The answer is, it depends on what you want to plant.
Many people run to their local greenhouse or garden center and pickup whatever plants are blooming and start to plant. The problem is that any plants that are annuals in the area may not survive.
So what do I mean by annuals? Annuals are plants that only survive for one season. Perennials are plants that come back year after year.
What is an annual for PA may be a perennial for Florida. If a plant is an annual in your area you probably experience freezing temperatures during the winter and into early spring. If you plant an annual too early and freezing temps visit you, the plants won't survive.
So when is it safe to plant you ask? A good guide is to find our what your frost free date is. To find this out you can visit this page on the Farmer's Almanac website:
Put in your zip code to find the frost free date for your area. This will also help if you are planting vegetables. Some are to be planted when 'danger of frost is past' while others are to be planted a given number of weeks before the last frost. Knowing your frost free date is invaluable to your gardening success (and happiness).
So you might be asking - what can I plant now?
Don't despair You can start planting perennials.
So now you might be asking - "Why do I want to plant those?"
There's a few great reasons to discover perennials:
1. They Come Back Every Year.
So if you have a garden bed that you struggle to plant with lots of annuals every year, perennials can be a time-saving and cost effective solution. The plants in photo above are making a beautiful show.
2. They Spread
Some varieties spread by sending out roots (runners). So buying one or two perennials can fill a bigger area over time, if you are patient and allow them to do their job.
3. You Can Divide Them
As some perennials grow, they become large enough to dig up and divide. ( Fall is the best time to do this). Again this means that one or two plants can provide more and more plants over time. In fact, sometimes I purposely buy the largest pot I can find and then divide the plant into several before planting.
So How Do You Get Started???
1. Know Your Zone
In order to know if a plant will survive to come back next year, you need to know your hardiness zone. As I noted above, the plants that are perennials in Florida may not be perennial in Pennsylvania. Below is the USDA Hardiness Zone Map for the US. You can also find this on-line. Here in SE PA we're in Zone 6. Plants that have a higher hardiness zone number indicated on their label won't be perennial here - they will be annuals. Plants with a lower number will be perennial and will come back every year.
2. Know How Much Sun Your Garden Receives
All plants need different amounts of sunlight. Check out how much sun the area you plan to plant receives and then look for the designation on the plant label.
Full Sun: More than 6 hours of sun/day

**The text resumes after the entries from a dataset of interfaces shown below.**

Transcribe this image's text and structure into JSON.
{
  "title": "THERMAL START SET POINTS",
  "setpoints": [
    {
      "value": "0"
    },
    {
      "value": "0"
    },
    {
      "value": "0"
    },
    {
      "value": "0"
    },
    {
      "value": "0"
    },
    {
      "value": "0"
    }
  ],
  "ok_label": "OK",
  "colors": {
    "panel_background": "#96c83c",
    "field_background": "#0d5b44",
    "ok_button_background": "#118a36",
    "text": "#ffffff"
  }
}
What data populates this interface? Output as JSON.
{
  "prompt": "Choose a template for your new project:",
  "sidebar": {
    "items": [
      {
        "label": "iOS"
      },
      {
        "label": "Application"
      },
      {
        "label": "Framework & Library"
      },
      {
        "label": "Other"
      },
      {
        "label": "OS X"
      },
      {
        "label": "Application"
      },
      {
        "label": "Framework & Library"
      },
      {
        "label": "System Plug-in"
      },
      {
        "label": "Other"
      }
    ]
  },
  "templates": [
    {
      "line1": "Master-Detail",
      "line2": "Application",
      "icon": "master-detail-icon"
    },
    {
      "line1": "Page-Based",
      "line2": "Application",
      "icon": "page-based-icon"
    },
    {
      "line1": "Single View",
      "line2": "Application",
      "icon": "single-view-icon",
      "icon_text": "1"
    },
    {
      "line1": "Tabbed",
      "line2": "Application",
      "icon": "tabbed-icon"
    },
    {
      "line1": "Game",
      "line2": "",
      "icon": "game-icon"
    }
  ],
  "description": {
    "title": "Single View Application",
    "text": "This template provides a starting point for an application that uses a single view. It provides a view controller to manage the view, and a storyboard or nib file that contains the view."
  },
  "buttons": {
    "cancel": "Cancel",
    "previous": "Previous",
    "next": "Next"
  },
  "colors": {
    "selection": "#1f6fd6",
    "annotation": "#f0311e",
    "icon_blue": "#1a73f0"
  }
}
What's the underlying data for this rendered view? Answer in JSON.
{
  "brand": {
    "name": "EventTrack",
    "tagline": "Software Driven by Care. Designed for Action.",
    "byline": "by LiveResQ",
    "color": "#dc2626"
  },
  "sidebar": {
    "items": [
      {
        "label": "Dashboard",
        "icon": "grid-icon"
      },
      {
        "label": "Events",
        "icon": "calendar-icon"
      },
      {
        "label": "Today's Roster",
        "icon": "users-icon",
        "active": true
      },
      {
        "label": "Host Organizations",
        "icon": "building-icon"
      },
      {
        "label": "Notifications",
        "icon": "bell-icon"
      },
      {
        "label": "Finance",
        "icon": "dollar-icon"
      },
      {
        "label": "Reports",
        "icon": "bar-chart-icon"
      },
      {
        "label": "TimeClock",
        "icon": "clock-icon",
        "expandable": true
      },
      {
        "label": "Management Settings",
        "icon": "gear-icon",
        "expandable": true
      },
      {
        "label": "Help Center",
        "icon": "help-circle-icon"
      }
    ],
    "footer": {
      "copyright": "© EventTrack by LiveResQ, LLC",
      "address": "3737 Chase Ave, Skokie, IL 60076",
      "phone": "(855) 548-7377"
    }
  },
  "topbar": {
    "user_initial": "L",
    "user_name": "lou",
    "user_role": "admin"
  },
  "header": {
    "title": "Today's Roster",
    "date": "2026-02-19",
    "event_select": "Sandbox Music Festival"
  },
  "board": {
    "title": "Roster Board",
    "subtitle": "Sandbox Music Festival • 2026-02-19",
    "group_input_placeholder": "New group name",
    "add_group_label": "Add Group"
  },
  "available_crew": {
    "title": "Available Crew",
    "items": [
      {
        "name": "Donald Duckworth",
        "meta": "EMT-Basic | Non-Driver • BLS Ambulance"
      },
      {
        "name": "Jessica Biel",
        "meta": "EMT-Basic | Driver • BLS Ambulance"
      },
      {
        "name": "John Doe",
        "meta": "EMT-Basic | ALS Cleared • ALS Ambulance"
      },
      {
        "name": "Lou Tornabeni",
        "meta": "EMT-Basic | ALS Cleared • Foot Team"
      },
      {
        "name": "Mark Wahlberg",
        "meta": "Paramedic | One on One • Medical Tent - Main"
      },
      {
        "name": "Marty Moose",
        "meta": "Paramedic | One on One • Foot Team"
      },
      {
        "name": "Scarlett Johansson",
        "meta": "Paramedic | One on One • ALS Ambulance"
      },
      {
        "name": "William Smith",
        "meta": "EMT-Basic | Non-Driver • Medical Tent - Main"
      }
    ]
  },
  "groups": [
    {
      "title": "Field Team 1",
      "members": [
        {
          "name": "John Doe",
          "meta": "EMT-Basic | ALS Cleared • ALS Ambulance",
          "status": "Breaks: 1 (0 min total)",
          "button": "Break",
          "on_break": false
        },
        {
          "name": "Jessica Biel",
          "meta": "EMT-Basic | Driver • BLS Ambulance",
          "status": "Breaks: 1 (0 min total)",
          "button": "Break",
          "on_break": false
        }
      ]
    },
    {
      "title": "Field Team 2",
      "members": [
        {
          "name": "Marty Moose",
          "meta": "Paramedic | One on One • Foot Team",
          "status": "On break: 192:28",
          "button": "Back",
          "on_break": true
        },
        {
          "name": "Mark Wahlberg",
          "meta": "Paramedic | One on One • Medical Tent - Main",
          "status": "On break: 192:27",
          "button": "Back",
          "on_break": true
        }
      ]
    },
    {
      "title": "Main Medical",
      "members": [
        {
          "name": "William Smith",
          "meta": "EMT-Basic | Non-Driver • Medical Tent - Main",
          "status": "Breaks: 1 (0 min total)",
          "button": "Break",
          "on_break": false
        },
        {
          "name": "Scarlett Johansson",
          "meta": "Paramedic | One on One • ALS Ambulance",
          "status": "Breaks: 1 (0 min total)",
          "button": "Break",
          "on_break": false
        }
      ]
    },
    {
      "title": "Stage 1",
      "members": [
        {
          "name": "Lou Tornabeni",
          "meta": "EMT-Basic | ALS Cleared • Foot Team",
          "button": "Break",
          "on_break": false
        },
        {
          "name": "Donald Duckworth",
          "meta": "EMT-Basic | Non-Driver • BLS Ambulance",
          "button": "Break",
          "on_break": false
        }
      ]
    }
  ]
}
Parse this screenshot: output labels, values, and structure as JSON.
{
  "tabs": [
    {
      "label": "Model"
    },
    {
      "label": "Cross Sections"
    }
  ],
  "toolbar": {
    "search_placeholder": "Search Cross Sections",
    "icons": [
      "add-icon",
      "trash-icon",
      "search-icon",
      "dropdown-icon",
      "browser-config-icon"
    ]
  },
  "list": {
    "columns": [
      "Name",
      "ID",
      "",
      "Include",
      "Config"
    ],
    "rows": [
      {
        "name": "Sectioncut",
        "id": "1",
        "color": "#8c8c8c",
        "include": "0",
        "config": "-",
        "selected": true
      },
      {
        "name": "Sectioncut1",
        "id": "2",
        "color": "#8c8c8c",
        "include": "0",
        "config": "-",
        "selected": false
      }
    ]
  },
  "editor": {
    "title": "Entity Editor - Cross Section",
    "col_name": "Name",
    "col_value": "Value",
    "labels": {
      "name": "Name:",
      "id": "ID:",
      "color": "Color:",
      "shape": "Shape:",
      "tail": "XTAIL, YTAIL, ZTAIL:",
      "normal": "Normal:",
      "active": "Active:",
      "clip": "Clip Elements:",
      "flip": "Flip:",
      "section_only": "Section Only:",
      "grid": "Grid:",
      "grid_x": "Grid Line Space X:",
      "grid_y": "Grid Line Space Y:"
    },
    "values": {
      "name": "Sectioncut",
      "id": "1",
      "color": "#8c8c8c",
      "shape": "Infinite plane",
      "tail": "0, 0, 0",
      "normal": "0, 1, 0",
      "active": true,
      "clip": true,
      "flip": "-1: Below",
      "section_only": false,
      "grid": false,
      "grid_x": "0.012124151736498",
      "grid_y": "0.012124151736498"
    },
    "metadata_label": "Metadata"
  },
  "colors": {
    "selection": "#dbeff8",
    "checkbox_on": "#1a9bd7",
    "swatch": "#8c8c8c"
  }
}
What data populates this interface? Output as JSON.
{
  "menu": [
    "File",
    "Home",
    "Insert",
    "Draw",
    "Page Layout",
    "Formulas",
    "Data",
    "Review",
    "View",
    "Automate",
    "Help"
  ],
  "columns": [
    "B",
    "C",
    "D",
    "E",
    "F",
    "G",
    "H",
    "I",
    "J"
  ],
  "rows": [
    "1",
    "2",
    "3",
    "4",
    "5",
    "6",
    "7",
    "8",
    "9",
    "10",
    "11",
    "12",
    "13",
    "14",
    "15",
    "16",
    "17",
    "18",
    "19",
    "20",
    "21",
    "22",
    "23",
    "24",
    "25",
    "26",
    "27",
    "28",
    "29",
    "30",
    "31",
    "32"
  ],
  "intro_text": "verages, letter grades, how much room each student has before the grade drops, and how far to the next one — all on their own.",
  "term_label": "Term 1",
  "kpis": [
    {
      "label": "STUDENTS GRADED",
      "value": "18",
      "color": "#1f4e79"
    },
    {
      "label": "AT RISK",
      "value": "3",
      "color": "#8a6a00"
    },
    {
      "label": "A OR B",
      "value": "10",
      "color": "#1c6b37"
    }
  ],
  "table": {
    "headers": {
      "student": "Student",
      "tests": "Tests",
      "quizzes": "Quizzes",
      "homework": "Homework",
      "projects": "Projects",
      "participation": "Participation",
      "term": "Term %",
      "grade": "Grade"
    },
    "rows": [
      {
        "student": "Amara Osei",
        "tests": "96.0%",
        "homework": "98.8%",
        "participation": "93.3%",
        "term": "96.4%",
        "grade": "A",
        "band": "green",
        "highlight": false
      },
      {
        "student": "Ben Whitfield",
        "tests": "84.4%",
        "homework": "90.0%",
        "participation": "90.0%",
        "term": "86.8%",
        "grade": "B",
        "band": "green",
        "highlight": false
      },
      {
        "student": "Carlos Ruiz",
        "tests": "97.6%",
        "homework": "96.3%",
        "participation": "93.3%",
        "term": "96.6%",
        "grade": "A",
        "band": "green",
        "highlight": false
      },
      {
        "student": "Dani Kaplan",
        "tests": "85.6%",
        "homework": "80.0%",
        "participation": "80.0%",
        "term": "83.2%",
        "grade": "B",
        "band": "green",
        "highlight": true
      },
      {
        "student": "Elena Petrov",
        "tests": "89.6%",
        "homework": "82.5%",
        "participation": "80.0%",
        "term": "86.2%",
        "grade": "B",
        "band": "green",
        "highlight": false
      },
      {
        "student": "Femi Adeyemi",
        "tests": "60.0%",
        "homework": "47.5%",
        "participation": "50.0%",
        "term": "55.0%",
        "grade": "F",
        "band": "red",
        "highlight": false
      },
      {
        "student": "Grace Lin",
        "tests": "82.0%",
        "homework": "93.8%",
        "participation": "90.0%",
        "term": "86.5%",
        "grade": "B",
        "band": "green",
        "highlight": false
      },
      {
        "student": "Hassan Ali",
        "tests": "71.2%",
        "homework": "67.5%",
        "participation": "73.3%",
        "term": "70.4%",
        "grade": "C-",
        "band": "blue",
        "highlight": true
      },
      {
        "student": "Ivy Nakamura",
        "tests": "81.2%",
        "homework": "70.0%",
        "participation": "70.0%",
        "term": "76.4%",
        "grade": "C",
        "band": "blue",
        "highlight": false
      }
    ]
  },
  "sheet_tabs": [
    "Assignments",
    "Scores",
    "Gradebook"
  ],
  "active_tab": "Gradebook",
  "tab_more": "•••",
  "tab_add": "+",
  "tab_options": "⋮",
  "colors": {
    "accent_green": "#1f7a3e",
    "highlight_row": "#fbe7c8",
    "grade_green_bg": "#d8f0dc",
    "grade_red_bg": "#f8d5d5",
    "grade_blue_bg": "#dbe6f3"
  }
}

Part Sun: 4-6 hours of sun /day
Part Shade: 2-4 hours of sun/day
Shade: Less than 2 hours of sun/day
3. Shop with Experts
If you are just getting started with perennials be sure to visit a nursery with a great selection and expert staff. They can give you the in's and out's of which perennials they know to perform best in your area, how best to plant them so they take hold quickly and how to maintain them.
By adding perennials to your garden, you'll be rewarded with great color and foliage year in and year out with little maintenance.
Comment below and let us know if you are planning to add perennials to your garden this year. Or if you already have perennials in your garden, what are your favorites?
We'd love to hear from you!